REQUIREMENT
Below is a block of data; give all of it again word for word.

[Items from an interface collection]
####################

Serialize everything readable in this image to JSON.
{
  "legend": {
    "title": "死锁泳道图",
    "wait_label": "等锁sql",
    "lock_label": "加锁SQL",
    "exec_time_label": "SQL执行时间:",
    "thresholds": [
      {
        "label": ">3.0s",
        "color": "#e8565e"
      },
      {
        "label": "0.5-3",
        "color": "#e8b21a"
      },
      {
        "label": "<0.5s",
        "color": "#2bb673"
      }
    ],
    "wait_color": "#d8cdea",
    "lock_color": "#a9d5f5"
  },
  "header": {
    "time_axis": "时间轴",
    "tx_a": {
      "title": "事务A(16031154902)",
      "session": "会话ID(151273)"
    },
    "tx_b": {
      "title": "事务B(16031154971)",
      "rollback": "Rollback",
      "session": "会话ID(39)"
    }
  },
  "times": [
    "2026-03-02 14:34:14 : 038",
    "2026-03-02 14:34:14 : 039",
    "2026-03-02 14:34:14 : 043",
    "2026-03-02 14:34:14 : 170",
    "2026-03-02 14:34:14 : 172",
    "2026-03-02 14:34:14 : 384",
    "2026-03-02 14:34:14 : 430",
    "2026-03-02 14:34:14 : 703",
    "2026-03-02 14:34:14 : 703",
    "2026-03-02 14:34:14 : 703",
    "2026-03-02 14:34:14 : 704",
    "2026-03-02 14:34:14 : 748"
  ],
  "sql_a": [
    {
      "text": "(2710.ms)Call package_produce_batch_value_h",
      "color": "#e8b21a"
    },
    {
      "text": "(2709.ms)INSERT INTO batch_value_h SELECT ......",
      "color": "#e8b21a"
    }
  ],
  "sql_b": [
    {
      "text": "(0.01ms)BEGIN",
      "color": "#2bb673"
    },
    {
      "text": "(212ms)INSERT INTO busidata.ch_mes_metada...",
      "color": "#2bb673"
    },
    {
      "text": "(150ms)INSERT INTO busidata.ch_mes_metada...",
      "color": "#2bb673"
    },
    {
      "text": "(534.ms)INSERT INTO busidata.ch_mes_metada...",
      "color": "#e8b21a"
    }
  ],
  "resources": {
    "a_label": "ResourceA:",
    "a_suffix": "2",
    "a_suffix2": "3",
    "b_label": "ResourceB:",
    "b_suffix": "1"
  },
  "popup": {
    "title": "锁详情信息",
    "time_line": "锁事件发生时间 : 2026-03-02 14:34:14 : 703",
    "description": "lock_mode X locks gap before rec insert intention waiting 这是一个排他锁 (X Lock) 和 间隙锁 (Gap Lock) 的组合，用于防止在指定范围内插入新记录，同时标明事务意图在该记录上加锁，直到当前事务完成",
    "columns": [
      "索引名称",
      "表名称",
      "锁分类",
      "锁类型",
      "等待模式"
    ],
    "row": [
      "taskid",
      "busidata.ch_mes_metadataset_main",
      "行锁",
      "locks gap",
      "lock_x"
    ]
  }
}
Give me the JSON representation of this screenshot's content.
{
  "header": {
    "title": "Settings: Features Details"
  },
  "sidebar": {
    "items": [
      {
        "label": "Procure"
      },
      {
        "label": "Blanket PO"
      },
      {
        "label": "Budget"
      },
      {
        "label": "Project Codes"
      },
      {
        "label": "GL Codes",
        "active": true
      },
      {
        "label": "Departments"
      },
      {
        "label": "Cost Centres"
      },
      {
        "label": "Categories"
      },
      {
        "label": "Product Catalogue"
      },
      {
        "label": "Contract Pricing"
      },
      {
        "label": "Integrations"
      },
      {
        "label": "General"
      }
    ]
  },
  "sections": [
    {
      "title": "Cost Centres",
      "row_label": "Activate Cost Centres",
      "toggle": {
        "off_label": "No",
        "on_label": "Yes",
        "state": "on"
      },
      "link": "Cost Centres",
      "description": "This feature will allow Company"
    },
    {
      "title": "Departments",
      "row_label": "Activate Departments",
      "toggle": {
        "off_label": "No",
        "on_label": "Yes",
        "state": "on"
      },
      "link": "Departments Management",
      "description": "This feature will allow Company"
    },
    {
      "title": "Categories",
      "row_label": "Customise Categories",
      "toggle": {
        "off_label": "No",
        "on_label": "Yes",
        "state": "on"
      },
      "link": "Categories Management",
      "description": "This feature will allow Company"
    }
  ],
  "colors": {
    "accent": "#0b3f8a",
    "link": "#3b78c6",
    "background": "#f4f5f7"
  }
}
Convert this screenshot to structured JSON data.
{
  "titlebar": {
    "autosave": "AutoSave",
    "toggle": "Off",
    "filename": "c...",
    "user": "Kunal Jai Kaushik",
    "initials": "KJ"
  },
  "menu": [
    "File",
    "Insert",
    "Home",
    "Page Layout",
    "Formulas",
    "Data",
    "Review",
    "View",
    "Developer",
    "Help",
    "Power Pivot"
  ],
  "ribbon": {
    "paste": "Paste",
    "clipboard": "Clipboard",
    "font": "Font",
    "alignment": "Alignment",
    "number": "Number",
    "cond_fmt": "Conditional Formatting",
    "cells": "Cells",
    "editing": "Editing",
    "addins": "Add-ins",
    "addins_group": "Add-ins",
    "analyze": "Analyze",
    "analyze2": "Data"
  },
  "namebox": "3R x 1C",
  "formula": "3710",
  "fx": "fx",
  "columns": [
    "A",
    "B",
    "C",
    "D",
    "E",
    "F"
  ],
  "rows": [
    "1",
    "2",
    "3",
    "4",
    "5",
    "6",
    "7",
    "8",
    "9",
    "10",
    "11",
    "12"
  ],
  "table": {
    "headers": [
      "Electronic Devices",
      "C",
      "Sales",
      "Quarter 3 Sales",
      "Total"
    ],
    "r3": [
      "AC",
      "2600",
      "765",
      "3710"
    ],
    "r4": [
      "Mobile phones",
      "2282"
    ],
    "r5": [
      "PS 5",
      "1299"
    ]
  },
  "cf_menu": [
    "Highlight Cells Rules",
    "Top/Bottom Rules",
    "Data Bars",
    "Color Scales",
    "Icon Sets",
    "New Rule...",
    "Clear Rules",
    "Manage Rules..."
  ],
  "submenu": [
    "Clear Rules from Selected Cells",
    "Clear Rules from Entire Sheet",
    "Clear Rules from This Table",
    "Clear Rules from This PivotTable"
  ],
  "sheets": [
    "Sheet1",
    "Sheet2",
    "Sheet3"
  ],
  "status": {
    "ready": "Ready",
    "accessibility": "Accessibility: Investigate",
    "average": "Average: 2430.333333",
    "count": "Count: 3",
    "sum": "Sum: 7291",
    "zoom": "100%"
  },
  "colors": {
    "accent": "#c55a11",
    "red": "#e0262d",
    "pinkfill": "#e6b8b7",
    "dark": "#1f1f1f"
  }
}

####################

WRITTEN RESPONSE
Serialize everything readable in this image to JSON.
{
  "legend": {
    "title": "死锁泳道图",
    "wait_label": "等锁sql",
    "lock_label": "加锁SQL",
    "exec_time_label": "SQL执行时间:",
    "thresholds": [
      {
        "label": ">3.0s",
        "color": "#e8565e"
      },
      {
        "label": "0.5-3",
        "color": "#e8b21a"
      },
      {
        "label": "<0.5s",
        "color": "#2bb673"
      }
    ],
    "wait_color": "#d8cdea",
    "lock_color": "#a9d5f5"
  },
  "header": {
    "time_axis": "时间轴",
    "tx_a": {
      "title": "事务A(16031154902)",
      "session": "会话ID(151273)"
    },
    "tx_b": {
      "title": "事务B(16031154971)",
      "rollback": "Rollback",
      "session": "会话ID(39)"
    }
  },
  "times": [
    "2026-03-02 14:34:14 : 038",
    "2026-03-02 14:34:14 : 039",
    "2026-03-02 14:34:14 : 043",
    "2026-03-02 14:34:14 : 170",
    "2026-03-02 14:34:14 : 172",
    "2026-03-02 14:34:14 : 384",
    "2026-03-02 14:34:14 : 430",
    "2026-03-02 14:34:14 : 703",
    "2026-03-02 14:34:14 : 703",
    "2026-03-02 14:34:14 : 703",
    "2026-03-02 14:34:14 : 704",
    "2026-03-02 14:34:14 : 748"
  ],
  "sql_a": [
    {
      "text": "(2710.ms)Call package_produce_batch_value_h",
      "color": "#e8b21a"
    },
    {
      "text": "(2709.ms)INSERT INTO batch_value_h SELECT ......",
      "color": "#e8b21a"
    }
  ],
  "sql_b": [
    {
      "text": "(0.01ms)BEGIN",
      "color": "#2bb673"
    },
    {
      "text": "(212ms)INSERT INTO busidata.ch_mes_metada...",
      "color": "#2bb673"
    },
    {
      "text": "(150ms)INSERT INTO busidata.ch_mes_metada...",
      "color": "#2bb673"
    },
    {
      "text": "(534.ms)INSERT INTO busidata.ch_mes_metada...",
      "color": "#e8b21a"
    }
  ],
  "resources": {
    "a_label": "ResourceA:",
    "a_suffix": "2",
    "a_suffix2": "3",
    "b_label": "ResourceB:",
    "b_suffix": "1"
  },
  "popup": {
    "title": "锁详情信息",
    "time_line": "锁事件发生时间 : 2026-03-02 14:34:14 : 703",
    "description": "lock_mode X locks gap before rec insert intention waiting 这是一个排他锁 (X Lock) 和 间隙锁 (Gap Lock) 的组合，用于防止在指定范围内插入新记录，同时标明事务意图在该记录上加锁，直到当前事务完成",
    "columns": [
      "索引名称",
      "表名称",
      "锁分类",
      "锁类型",
      "等待模式"
    ],
    "row": [
      "taskid",
      "busidata.ch_mes_metadataset_main",
      "行锁",
      "locks gap",
      "lock_x"
    ]
  }
}
Give me the JSON representation of this screenshot's content.
{
  "header": {
    "title": "Settings: Features Details"
  },
  "sidebar": {
    "items": [
      {
        "label": "Procure"
      },
      {
        "label": "Blanket PO"
      },
      {
        "label": "Budget"
      },
      {
        "label": "Project Codes"
      },
      {
        "label": "GL Codes",
        "active": true
      },
      {
        "label": "Departments"
      },
      {
        "label": "Cost Centres"
      },
      {
        "label": "Categories"
      },
      {
        "label": "Product Catalogue"
      },
      {
        "label": "Contract Pricing"
      },
      {
        "label": "Integrations"
      },
      {
        "label": "General"
      }
    ]
  },
  "sections": [
    {
      "title": "Cost Centres",
      "row_label": "Activate Cost Centres",
      "toggle": {
        "off_label": "No",
        "on_label": "Yes",
        "state": "on"
      },
      "link": "Cost Centres",
      "description": "This feature will allow Company"
    },
    {
      "title": "Departments",
      "row_label": "Activate Departments",
      "toggle": {
        "off_label": "No",
        "on_label": "Yes",
        "state": "on"
      },
      "link": "Departments Management",
      "description": "This feature will allow Company"
    },
    {
      "title": "Categories",
      "row_label": "Customise Categories",
      "toggle": {
        "off_label": "No",
        "on_label": "Yes",
        "state": "on"
      },
      "link": "Categories Management",
      "description": "This feature will allow Company"
    }
  ],
  "colors": {
    "accent": "#0b3f8a",
    "link": "#3b78c6",
    "background": "#f4f5f7"
  }
}
Convert this screenshot to structured JSON data.
{
  "titlebar": {
    "autosave": "AutoSave",
    "toggle": "Off",
    "filename": "c...",
    "user": "Kunal Jai Kaushik",
    "initials": "KJ"
  },
  "menu": [
    "File",
    "Insert",
    "Home",
    "Page Layout",
    "Formulas",
    "Data",
    "Review",
    "View",
    "Developer",
    "Help",
    "Power Pivot"
  ],
  "ribbon": {
    "paste": "Paste",
    "clipboard": "Clipboard",
    "font": "Font",
    "alignment": "Alignment",
    "number": "Number",
    "cond_fmt": "Conditional Formatting",
    "cells": "Cells",
    "editing": "Editing",
    "addins": "Add-ins",
    "addins_group": "Add-ins",
    "analyze": "Analyze",
    "analyze2": "Data"
  },
  "namebox": "3R x 1C",
  "formula": "3710",
  "fx": "fx",
  "columns": [
    "A",
    "B",
    "C",
    "D",
    "E",
    "F"
  ],
  "rows": [
    "1",
    "2",
    "3",
    "4",
    "5",
    "6",
    "7",
    "8",
    "9",
    "10",
    "11",
    "12"
  ],
  "table": {
    "headers": [
      "Electronic Devices",
      "C",
      "Sales",
      "Quarter 3 Sales",
      "Total"
    ],
    "r3": [
      "AC",
      "2600",
      "765",
      "3710"
    ],
    "r4": [
      "Mobile phones",
      "2282"
    ],
    "r5": [
      "PS 5",
      "1299"
    ]
  },
  "cf_menu": [
    "Highlight Cells Rules",
    "Top/Bottom Rules",
    "Data Bars",
    "Color Scales",
    "Icon Sets",
    "New Rule...",
    "Clear Rules",
    "Manage Rules..."
  ],
  "submenu": [
    "Clear Rules from Selected Cells",
    "Clear Rules from Entire Sheet",
    "Clear Rules from This Table",
    "Clear Rules from This PivotTable"
  ],
  "sheets": [
    "Sheet1",
    "Sheet2",
    "Sheet3"
  ],
  "status": {
    "ready": "Ready",
    "accessibility": "Accessibility: Investigate",
    "average": "Average: 2430.333333",
    "count": "Count: 3",
    "sum": "Sum: 7291",
    "zoom": "100%"
  },
  "colors": {
    "accent": "#c55a11",
    "red": "#e0262d",
    "pinkfill": "#e6b8b7",
    "dark": "#1f1f1f"
  }
}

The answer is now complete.